▸ **Required work**: Below are records. Find each line in them that holds the word "icon" and copy it.

[Stored items]

• • •

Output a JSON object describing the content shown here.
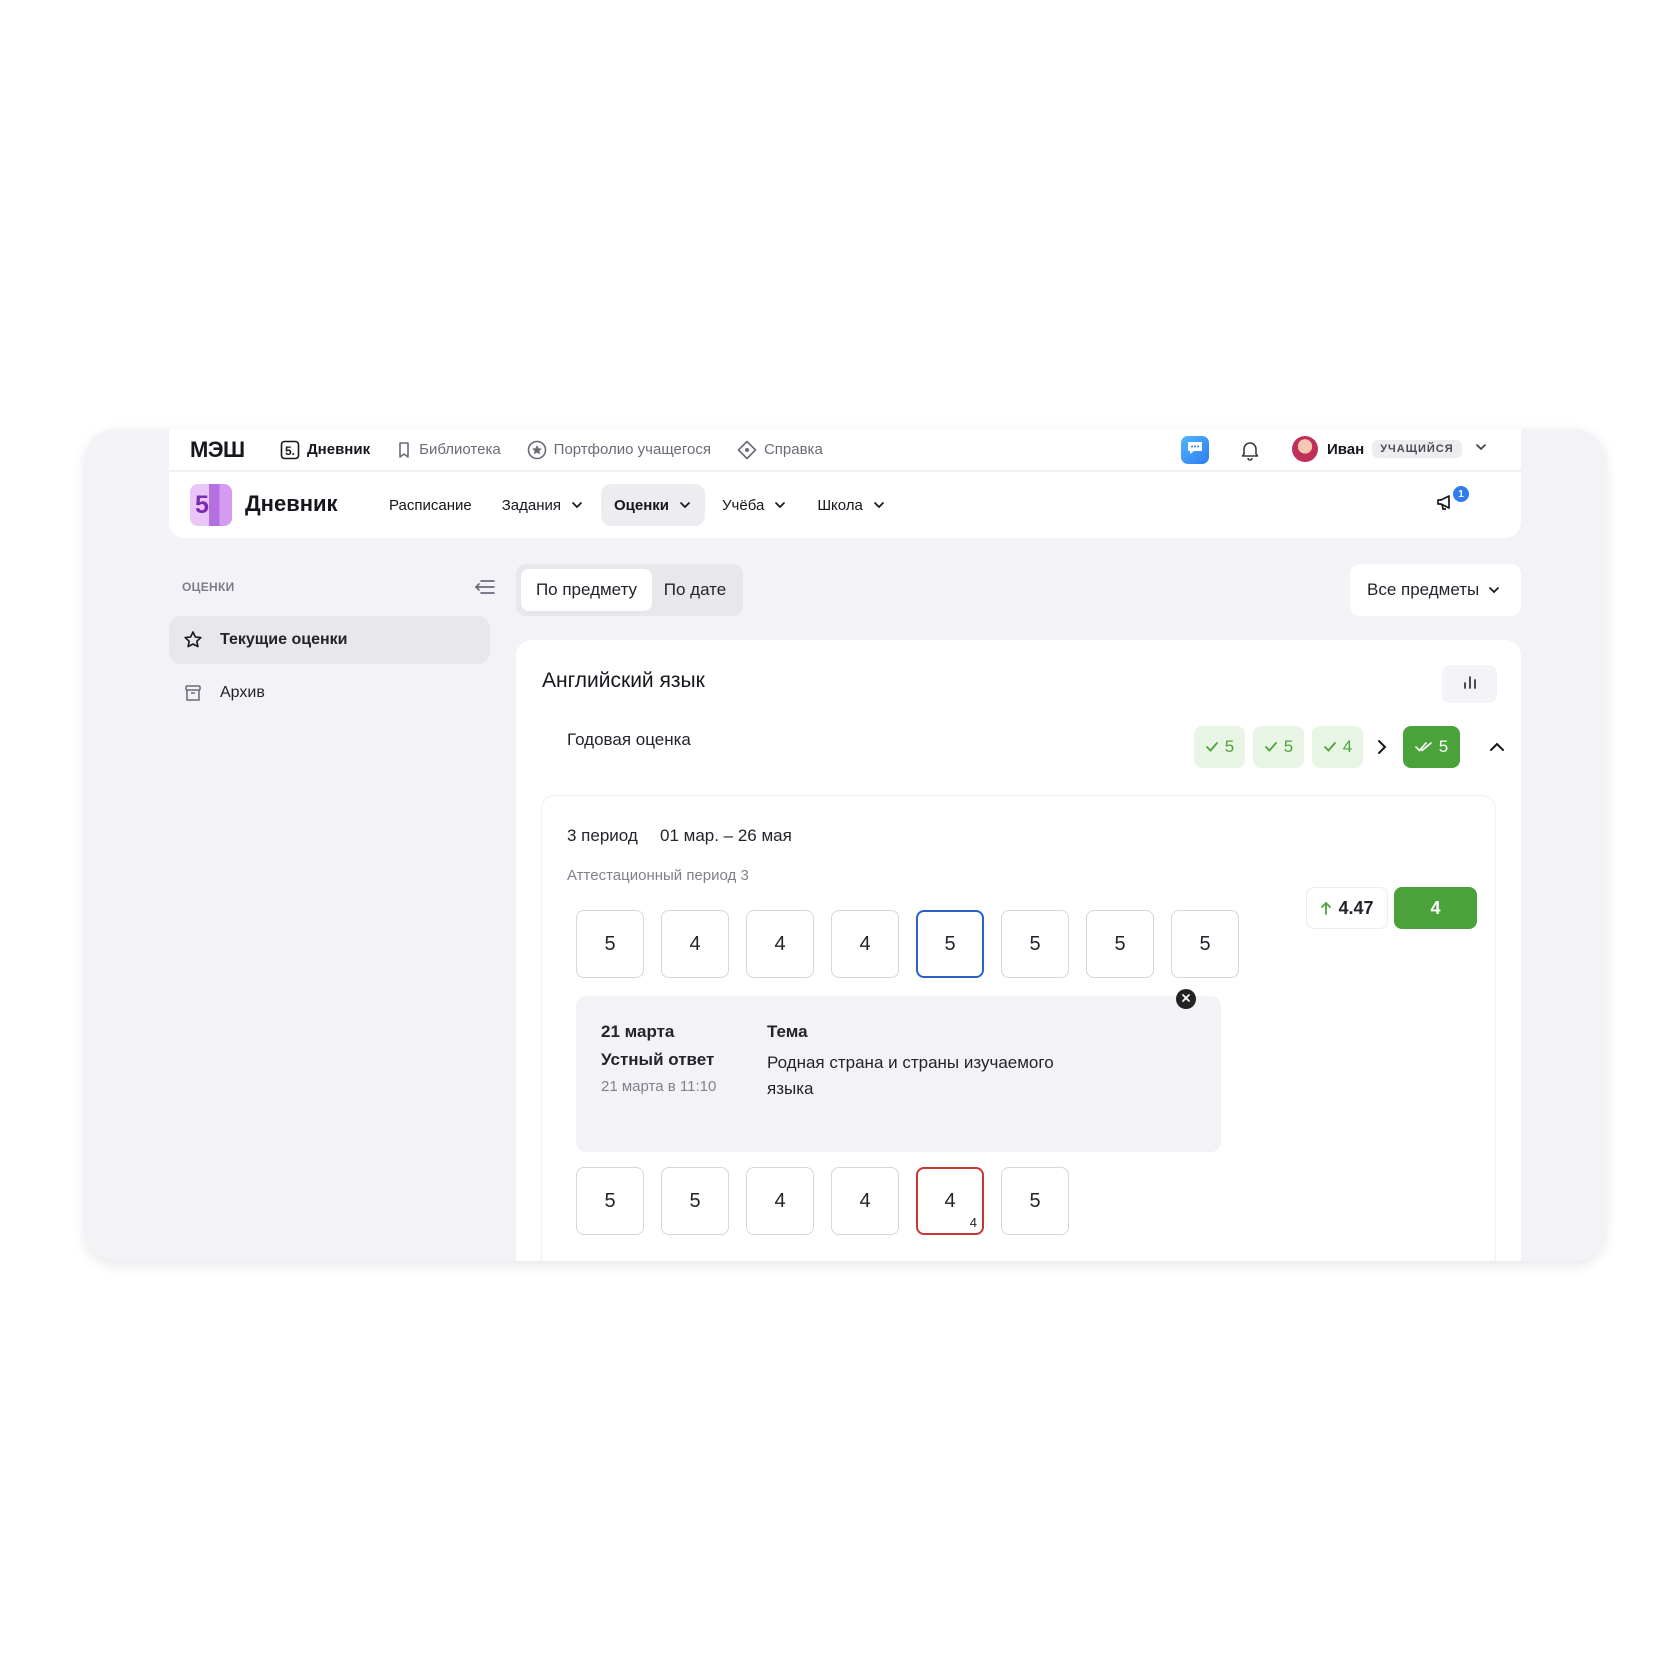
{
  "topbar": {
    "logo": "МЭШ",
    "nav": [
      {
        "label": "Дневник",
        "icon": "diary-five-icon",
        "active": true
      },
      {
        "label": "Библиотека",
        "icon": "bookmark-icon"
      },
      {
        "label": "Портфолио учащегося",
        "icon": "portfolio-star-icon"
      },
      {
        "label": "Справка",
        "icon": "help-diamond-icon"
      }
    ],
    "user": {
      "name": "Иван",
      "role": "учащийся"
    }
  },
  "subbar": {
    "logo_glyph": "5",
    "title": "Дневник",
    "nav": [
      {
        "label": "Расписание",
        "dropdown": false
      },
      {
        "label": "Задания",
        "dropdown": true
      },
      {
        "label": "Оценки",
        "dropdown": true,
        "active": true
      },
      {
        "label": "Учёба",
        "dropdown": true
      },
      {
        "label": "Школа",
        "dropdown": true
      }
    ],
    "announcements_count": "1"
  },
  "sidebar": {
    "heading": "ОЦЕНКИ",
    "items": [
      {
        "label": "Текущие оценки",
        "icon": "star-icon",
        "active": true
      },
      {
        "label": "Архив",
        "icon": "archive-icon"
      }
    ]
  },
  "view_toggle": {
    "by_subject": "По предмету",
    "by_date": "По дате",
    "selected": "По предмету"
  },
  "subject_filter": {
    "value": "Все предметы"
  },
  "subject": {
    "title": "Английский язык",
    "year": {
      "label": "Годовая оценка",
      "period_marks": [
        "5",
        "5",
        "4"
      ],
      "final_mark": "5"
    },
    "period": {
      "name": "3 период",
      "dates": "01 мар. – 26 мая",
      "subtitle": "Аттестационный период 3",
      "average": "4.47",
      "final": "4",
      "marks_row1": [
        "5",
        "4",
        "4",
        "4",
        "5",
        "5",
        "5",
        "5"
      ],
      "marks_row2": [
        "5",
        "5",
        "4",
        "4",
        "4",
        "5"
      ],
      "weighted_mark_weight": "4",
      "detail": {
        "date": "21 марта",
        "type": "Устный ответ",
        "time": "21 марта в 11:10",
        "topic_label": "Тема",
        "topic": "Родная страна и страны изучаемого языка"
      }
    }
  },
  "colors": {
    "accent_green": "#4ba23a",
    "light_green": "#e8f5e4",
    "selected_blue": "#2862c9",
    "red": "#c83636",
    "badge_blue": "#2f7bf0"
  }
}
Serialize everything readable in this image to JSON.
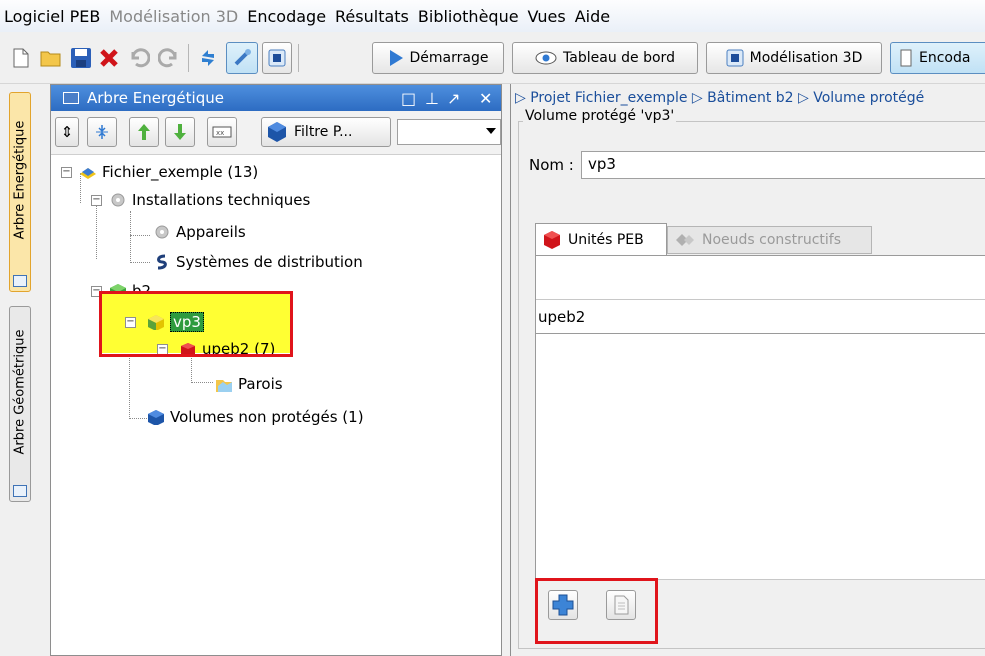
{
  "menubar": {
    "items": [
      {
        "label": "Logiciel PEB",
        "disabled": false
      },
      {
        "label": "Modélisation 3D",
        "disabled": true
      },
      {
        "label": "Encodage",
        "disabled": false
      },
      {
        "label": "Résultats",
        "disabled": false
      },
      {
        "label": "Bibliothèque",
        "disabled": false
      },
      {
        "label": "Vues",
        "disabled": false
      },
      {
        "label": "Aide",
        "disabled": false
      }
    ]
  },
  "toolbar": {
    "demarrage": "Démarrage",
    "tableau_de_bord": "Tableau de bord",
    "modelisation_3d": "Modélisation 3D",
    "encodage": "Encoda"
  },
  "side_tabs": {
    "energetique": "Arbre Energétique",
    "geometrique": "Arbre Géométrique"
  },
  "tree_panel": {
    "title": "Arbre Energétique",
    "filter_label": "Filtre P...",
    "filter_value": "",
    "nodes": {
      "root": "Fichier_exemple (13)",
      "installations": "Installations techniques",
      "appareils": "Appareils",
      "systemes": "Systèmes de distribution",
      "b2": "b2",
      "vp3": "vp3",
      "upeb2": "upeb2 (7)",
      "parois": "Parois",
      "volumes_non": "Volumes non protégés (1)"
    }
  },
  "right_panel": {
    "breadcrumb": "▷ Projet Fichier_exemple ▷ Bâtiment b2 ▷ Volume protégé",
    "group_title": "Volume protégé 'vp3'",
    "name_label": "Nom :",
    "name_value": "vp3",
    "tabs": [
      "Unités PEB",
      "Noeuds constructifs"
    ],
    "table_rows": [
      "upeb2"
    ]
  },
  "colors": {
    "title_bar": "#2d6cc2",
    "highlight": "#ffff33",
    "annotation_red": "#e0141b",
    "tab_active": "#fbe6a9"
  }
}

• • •

▸ **Solution to the problem**:
        "icon": "diary-five-icon",
        "icon": "bookmark-icon"
        "icon": "portfolio-star-icon"
        "icon": "help-diamond-icon"
        "icon": "star-icon",
        "icon": "archive-icon"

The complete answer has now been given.